What lines in the records below include the word "creator"? Return each one.
BEGIN
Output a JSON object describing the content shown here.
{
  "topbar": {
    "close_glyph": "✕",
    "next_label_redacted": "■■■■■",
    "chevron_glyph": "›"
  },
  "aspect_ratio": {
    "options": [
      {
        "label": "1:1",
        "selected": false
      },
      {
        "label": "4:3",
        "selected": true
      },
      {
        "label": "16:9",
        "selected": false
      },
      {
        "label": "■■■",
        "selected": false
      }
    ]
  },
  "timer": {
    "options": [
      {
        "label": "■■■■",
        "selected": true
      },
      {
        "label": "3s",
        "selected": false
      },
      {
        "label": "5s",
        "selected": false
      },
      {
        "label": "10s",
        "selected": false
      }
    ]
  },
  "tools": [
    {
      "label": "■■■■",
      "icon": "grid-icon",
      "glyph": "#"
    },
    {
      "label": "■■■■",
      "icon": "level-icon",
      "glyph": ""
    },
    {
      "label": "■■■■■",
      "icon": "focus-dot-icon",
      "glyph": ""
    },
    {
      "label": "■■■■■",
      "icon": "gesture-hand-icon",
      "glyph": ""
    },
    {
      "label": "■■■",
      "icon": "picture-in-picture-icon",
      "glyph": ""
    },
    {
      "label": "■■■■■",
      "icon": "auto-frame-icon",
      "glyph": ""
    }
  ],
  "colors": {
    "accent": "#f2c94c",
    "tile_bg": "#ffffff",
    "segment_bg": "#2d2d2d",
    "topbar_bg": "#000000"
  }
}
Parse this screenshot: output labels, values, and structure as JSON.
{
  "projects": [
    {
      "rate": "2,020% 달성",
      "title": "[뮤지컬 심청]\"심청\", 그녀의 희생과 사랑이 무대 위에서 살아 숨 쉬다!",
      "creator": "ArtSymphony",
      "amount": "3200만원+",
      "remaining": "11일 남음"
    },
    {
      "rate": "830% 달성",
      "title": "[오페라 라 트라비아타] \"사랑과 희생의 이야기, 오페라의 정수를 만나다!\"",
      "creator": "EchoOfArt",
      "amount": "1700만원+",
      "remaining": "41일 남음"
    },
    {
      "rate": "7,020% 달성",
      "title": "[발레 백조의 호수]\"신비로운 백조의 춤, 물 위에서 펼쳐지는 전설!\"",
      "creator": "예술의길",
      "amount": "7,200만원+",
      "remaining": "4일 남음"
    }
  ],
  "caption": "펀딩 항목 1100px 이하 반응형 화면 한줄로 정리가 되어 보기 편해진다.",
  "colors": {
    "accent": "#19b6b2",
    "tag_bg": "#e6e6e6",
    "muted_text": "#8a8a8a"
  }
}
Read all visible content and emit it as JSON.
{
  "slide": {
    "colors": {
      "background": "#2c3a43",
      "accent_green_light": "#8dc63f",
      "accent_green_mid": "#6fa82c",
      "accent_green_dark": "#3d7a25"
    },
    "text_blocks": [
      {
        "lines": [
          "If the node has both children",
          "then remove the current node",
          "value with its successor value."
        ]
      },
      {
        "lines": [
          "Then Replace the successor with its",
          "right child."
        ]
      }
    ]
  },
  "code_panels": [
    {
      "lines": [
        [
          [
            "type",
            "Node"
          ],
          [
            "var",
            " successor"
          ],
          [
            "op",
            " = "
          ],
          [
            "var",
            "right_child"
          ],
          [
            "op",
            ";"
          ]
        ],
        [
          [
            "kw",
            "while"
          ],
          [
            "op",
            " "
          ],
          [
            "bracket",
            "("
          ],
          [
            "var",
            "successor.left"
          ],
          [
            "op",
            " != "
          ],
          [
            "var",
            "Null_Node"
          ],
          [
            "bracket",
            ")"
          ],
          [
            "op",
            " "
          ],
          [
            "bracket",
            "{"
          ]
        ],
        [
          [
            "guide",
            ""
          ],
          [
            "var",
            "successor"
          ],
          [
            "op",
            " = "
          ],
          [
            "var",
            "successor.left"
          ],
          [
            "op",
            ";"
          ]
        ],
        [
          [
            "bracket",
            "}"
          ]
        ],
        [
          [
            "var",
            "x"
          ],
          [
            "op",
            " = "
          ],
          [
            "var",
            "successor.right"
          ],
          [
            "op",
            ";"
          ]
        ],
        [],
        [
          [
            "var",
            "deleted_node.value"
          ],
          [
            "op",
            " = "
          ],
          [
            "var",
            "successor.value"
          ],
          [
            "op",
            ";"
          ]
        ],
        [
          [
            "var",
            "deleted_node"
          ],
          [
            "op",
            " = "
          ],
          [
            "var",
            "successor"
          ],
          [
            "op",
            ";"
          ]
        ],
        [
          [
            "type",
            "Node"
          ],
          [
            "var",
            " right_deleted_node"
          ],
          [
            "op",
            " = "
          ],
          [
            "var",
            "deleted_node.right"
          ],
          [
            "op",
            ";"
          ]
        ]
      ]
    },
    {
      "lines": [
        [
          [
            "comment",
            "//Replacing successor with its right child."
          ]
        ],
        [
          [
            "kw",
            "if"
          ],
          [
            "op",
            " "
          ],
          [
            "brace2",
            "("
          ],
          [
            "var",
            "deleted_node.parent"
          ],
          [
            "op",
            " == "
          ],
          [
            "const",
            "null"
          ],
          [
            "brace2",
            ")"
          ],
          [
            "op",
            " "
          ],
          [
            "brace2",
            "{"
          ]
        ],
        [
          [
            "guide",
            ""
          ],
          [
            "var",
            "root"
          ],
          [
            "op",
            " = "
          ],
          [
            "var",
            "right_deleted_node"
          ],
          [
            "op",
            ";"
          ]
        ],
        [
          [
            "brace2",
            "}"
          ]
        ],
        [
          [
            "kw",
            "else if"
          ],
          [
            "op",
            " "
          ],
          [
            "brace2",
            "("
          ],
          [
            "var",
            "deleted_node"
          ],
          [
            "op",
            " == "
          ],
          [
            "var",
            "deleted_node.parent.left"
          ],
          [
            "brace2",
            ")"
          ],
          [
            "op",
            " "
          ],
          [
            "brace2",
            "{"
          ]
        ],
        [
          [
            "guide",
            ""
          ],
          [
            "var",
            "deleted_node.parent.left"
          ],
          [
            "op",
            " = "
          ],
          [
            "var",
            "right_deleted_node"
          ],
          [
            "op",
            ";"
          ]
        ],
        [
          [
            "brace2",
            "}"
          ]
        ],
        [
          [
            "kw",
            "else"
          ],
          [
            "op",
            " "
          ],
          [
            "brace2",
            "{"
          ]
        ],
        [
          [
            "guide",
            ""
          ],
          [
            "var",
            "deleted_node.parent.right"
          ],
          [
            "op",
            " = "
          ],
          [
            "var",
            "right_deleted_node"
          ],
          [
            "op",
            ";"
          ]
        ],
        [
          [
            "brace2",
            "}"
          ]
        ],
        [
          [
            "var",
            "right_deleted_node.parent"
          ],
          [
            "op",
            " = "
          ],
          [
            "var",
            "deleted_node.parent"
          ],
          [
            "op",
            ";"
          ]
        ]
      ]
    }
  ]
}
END
OUTPUT OF THE EXERCISE
      "creator": "ArtSymphony",
      "creator": "EchoOfArt",
      "creator": "예술의길",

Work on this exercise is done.